The antithesis of excellence, mediocrity, is always easier to pursue. Doing just enough to get by, and nothing more, requires little, if any, effort. It certainly does not require commitment or sacrifice. Yes, there may be times when a person may actually reap some benefit from their mediocrity, but I believe any such benefit will be short lived, non-fulfilling, or both.
In the long run, the persistently mediocre will reap what they’ve sown – spiritual mediocrity, familial mediocrity, relational mediocrity, and professional mediocrity. Emptiness epitomized.
DON’T BE A LAMEWAD
I don’t want to be a man who spends his life pursuing mediocrity. Nor do I want to be a man that pursues excellence in one area of my life only to suffer in other areas. I want to pursue excellence in at least the most important areas of my life. Yes, this may come with a cost – I may not achieve the same level of excellence in one area as my peers who are solely concentrating on this same area. But, it will also come with a benefit – I will achieve higher levels of excellence in all of the other areas of my life that these same peers will not, while simultaneously avoiding the impact of “negative excellence.”

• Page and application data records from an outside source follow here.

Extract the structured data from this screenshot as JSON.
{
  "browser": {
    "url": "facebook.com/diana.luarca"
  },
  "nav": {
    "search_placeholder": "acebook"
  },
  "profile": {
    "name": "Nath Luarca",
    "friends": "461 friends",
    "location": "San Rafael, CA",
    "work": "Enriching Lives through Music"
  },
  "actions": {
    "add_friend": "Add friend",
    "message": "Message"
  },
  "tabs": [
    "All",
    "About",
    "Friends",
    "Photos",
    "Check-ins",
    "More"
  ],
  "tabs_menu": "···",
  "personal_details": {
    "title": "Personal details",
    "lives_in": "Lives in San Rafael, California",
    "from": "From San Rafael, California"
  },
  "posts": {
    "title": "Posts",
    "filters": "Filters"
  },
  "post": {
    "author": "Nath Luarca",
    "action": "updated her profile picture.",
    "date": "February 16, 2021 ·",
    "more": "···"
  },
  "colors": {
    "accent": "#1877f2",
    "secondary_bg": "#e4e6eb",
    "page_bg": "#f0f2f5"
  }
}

Any lamewad can pursue mediocrity. Any lamewad can give less than their best, less than their finest. Any lamewad can settle for a C minus. That’s easy.
I don’t want to be a lamewad. I hope and pray that you don’t, either.
 I will expound on what I mean by excellence in each of these areas in later posts.